Sold it to help finance my first 1911, but I liked it.

Taildragger-J3
August 20, 2011, 07:35 PM
I picked up a nearly new Tarus 431 with 3" barrel, stainless. Been reloading with a variety of bullets 180-240 gr. It's routinely by my side. A lot of fun to shoot, too!

Snubshooter
August 20, 2011, 07:47 PM
Just for info on a similar vane.... Charter Arms is introducing a PITBULL basically a .40 SW Bulldog with no need for Moon clips. Looks interesting. I've always been enamored of the Bulldog, Just never found one with a trigger that felt "right" and being stuck in CA there are not a lot of them to try. All the Smith 696s go for a fortune IF you find one. The price on a new Bulldog is very reasonable.

Owen Sparks
August 20, 2011, 09:47 PM
Rumor has it that Charter Arms will introduce a .45 ACP revolver next. I reload both the
.44 Special and .45 ACP and use the same exact powder charge. Preformance should be about the same.

shep854
August 20, 2011, 10:38 PM
A .45ACP Bulldog? Now that's interesting!

Lucky Derby
August 21, 2011, 11:28 AM
I've had a couple. Between timing issues and light hits, I gave up. Been thinking about getting one of the new ones and giving it a try.
I've had a 296. It just seemed to big to be pocketable, and I have no problem with a 696, or even a 624 if I am going to wear a belt holster, so it didn't make the cut either.

Lonerider357
August 21, 2011, 09:45 PM
Just got a notice that Charter is introducing a .40 Cal "PitBull" No mention of a .45 yet. I might wait until they do!
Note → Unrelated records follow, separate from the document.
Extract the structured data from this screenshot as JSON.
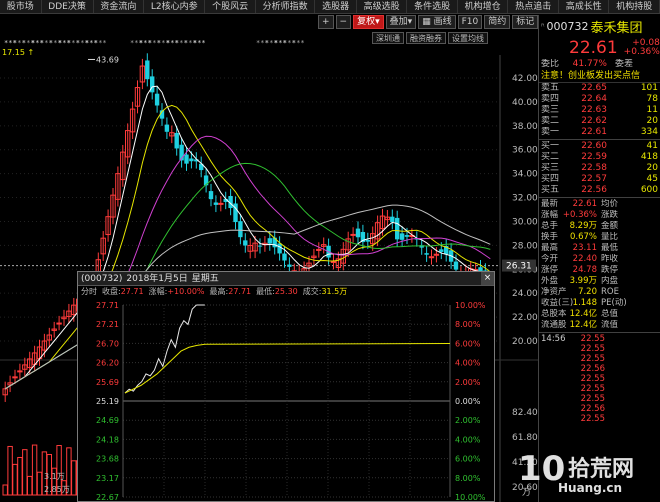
{
  "menu": [
    "股市场",
    "DDE决策",
    "资金流向",
    "L2核心内参",
    "个股风云",
    "分析师指数",
    "选股器",
    "高级选股",
    "条件选股",
    "机构增仓",
    "热点追击",
    "高成长性",
    "机构持股"
  ],
  "toolbar": {
    "plus": "+",
    "minus": "−",
    "restore": "复权",
    "overlay": "叠加",
    "lines": "画线",
    "f10": "F10",
    "flip": "简约",
    "marker": "标记"
  },
  "toolbar2": [
    "深圳通",
    "融资融券",
    "设置均线"
  ],
  "main": {
    "top_price_label": "17.15",
    "peak_label": "43.69",
    "axis_ticks": [
      "42.00",
      "40.00",
      "38.00",
      "36.00",
      "34.00",
      "32.00",
      "30.00",
      "28.00",
      "26.00",
      "24.00",
      "22.00",
      "20.00"
    ],
    "current_price_tag": "26.31",
    "vol_ticks": [
      "82.40",
      "61.80",
      "41.20",
      "20.60"
    ],
    "vol_unit": "万",
    "vol_left": [
      "3.1万",
      "2.85万"
    ]
  },
  "popup": {
    "title_code": "(000732)",
    "title_date": "2018年1月5日",
    "title_weekday": "星期五",
    "close": "×",
    "info": {
      "tab": "分时",
      "close_label": "收盘:",
      "close_value": "27.71",
      "chg_label": "涨幅:",
      "chg_value": "+10.00%",
      "high_label": "最高:",
      "high_value": "27.71",
      "low_label": "最低:",
      "low_value": "25.30",
      "amt_label": "成交:",
      "amt_value": "31.5万"
    },
    "left_ticks": [
      "27.71",
      "27.21",
      "26.70",
      "26.20",
      "25.69",
      "25.19",
      "24.69",
      "24.18",
      "23.68",
      "23.17",
      "22.67"
    ],
    "right_ticks": [
      "10.00%",
      "8.00%",
      "6.00%",
      "4.00%",
      "2.00%",
      "0.00%",
      "2.00%",
      "4.00%",
      "6.00%",
      "8.00%",
      "10.00%"
    ]
  },
  "stock": {
    "code": "000732",
    "name": "泰禾集团",
    "price": "22.61",
    "change": "+0.08",
    "change_pct": "+0.36%"
  },
  "ratio": {
    "k1": "委比",
    "v1": "41.77%",
    "k2": "委差",
    "v2": ""
  },
  "notice": "注意！创业板发出买点信",
  "sells": [
    {
      "k": "卖五",
      "v": "22.65",
      "q": "101"
    },
    {
      "k": "卖四",
      "v": "22.64",
      "q": "78"
    },
    {
      "k": "卖三",
      "v": "22.63",
      "q": "11"
    },
    {
      "k": "卖二",
      "v": "22.62",
      "q": "20"
    },
    {
      "k": "卖一",
      "v": "22.61",
      "q": "334"
    }
  ],
  "buys": [
    {
      "k": "买一",
      "v": "22.60",
      "q": "41"
    },
    {
      "k": "买二",
      "v": "22.59",
      "q": "418"
    },
    {
      "k": "买三",
      "v": "22.58",
      "q": "20"
    },
    {
      "k": "买四",
      "v": "22.57",
      "q": "45"
    },
    {
      "k": "买五",
      "v": "22.56",
      "q": "600"
    }
  ],
  "stats": [
    {
      "k1": "最新",
      "v1": "22.61",
      "k2": "均价",
      "v2": ""
    },
    {
      "k1": "涨幅",
      "v1": "+0.36%",
      "k2": "涨跌",
      "v2": ""
    },
    {
      "k1": "总手",
      "v1": "8.29万",
      "k2": "金额",
      "v2": ""
    },
    {
      "k1": "换手",
      "v1": "0.67%",
      "k2": "量比",
      "v2": ""
    },
    {
      "k1": "最高",
      "v1": "23.11",
      "k2": "最低",
      "v2": ""
    },
    {
      "k1": "今开",
      "v1": "22.40",
      "k2": "昨收",
      "v2": ""
    },
    {
      "k1": "涨停",
      "v1": "24.78",
      "k2": "跌停",
      "v2": ""
    },
    {
      "k1": "外盘",
      "v1": "3.99万",
      "k2": "内盘",
      "v2": ""
    },
    {
      "k1": "净资产",
      "v1": "7.20",
      "k2": "ROE",
      "v2": ""
    },
    {
      "k1": "收益(三)",
      "v1": "1.148",
      "k2": "PE(动)",
      "v2": ""
    },
    {
      "k1": "总股本",
      "v1": "12.4亿",
      "k2": "总值",
      "v2": ""
    },
    {
      "k1": "流通股",
      "v1": "12.4亿",
      "k2": "流值",
      "v2": ""
    }
  ],
  "ticks": [
    {
      "t": "14:56",
      "p": "22.55",
      "a": ""
    },
    {
      "t": "",
      "p": "22.55",
      "a": ""
    },
    {
      "t": "",
      "p": "22.55",
      "a": ""
    },
    {
      "t": "",
      "p": "22.56",
      "a": ""
    },
    {
      "t": "",
      "p": "22.55",
      "a": ""
    },
    {
      "t": "",
      "p": "22.55",
      "a": ""
    },
    {
      "t": "",
      "p": "22.55",
      "a": ""
    },
    {
      "t": "",
      "p": "22.56",
      "a": ""
    },
    {
      "t": "",
      "p": "22.55",
      "a": ""
    }
  ],
  "watermark": {
    "num": "10",
    "cn": "拾荒网",
    "url": "Huang.cn"
  },
  "colors": {
    "up": "#ff3b3b",
    "down": "#1fd0e0",
    "ma5": "#ffffff",
    "ma10": "#e6e600",
    "ma20": "#d040d0",
    "ma30": "#30c030",
    "ma60": "#c0c0c0"
  }
}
Owen Sparks
August 21, 2011, 09:56 PM
They anounced these rimless ejector models at the SHOT Show several years back but are just now getting around to making them. Business was so good during the "Obama panic" that they did not want to allocate recources to new products when they were busy selling existing models of revolvers as fast as they could make them. The story was that when these new rimless ejector models went into production that the .40 would be released first followed by a .45ACP version and then one in 9MM.
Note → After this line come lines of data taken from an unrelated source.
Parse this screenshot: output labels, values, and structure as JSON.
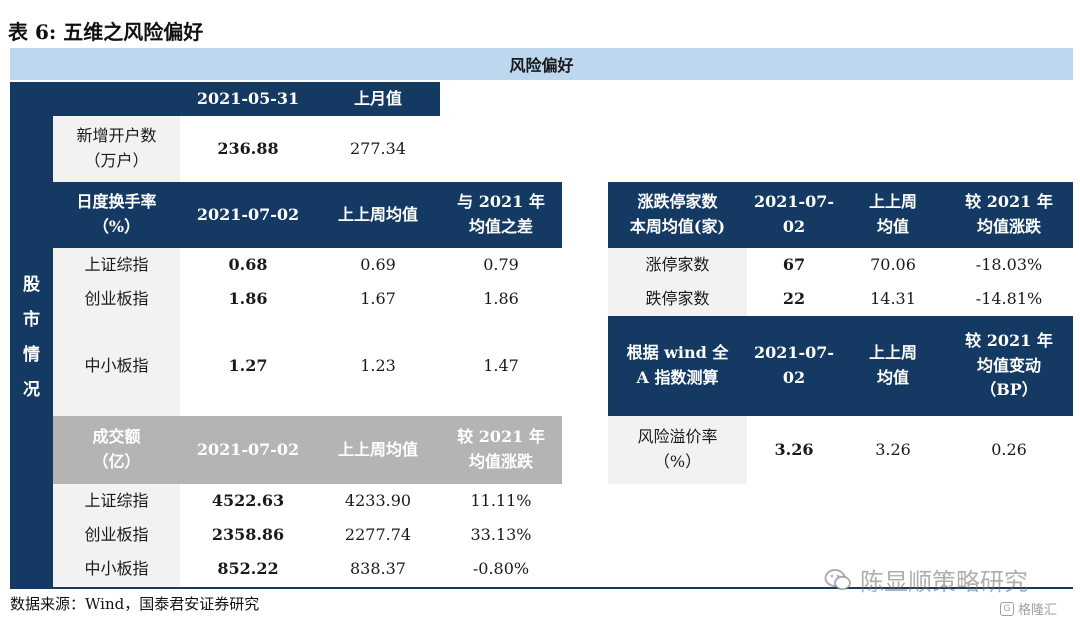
{
  "title": "表 6:  五维之风险偏好",
  "band": "风险偏好",
  "side_label": [
    "股",
    "市",
    "情",
    "况"
  ],
  "accounts": {
    "headers": [
      "2021-05-31",
      "上月值"
    ],
    "row": {
      "label": [
        "新增开户数",
        "（万户）"
      ],
      "current": "236.88",
      "prev": "277.34"
    }
  },
  "turnover": {
    "headers": [
      [
        "日度换手率",
        "（%）"
      ],
      [
        "2021-07-02"
      ],
      [
        "上上周均值"
      ],
      [
        "与 2021 年",
        "均值之差"
      ]
    ],
    "rows": [
      {
        "label": "上证综指",
        "v1": "0.68",
        "v2": "0.69",
        "v3": "0.79"
      },
      {
        "label": "创业板指",
        "v1": "1.86",
        "v2": "1.67",
        "v3": "1.86"
      },
      {
        "label": "中小板指",
        "v1": "1.27",
        "v2": "1.23",
        "v3": "1.47"
      }
    ]
  },
  "volume": {
    "headers": [
      [
        "成交额",
        "（亿）"
      ],
      [
        "2021-07-02"
      ],
      [
        "上上周均值"
      ],
      [
        "较 2021 年",
        "均值涨跌"
      ]
    ],
    "rows": [
      {
        "label": "上证综指",
        "v1": "4522.63",
        "v2": "4233.90",
        "v3": "11.11%"
      },
      {
        "label": "创业板指",
        "v1": "2358.86",
        "v2": "2277.74",
        "v3": "33.13%"
      },
      {
        "label": "中小板指",
        "v1": "852.22",
        "v2": "838.37",
        "v3": "-0.80%"
      }
    ]
  },
  "limit": {
    "headers": [
      [
        "涨跌停家数",
        "本周均值(家)"
      ],
      [
        "2021-07-",
        "02"
      ],
      [
        "上上周",
        "均值"
      ],
      [
        "较 2021 年",
        "均值涨跌"
      ]
    ],
    "rows": [
      {
        "label": "涨停家数",
        "v1": "67",
        "v2": "70.06",
        "v3": "-18.03%"
      },
      {
        "label": "跌停家数",
        "v1": "22",
        "v2": "14.31",
        "v3": "-14.81%"
      }
    ]
  },
  "premium": {
    "headers": [
      [
        "根据 wind 全",
        "A 指数测算"
      ],
      [
        "2021-07-",
        "02"
      ],
      [
        "上上周",
        "均值"
      ],
      [
        "较 2021 年",
        "均值变动",
        "（BP）"
      ]
    ],
    "row": {
      "label": [
        "风险溢价率",
        "（%）"
      ],
      "v1": "3.26",
      "v2": "3.26",
      "v3": "0.26"
    }
  },
  "source": "数据来源：Wind，国泰君安证券研究",
  "watermark": {
    "text": "陈显顺策略研究",
    "logo": "格隆汇",
    "logo_icon": "G"
  },
  "colors": {
    "navy": "#143a63",
    "light_blue": "#bcd7ee",
    "grey": "#b4b4b4"
  }
}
BTW the .40 S&W ballistics are identical to the old .38/40 revolver round with a 180 grain .400" diamiter bullet traveling at the same velocity.

azgunner
August 25, 2011, 08:09 AM
I have a Rossi 720 and a Taurus 431.
Both are awesome carry weapons. Not under gunned with one of them.

If you enjoyed reading about "Bulldog Pug .44: Perfect carry revolver?" here in TheHighRoad.org archive, you'll LOVE our community. Come join TheHighRoad.org today for the full version!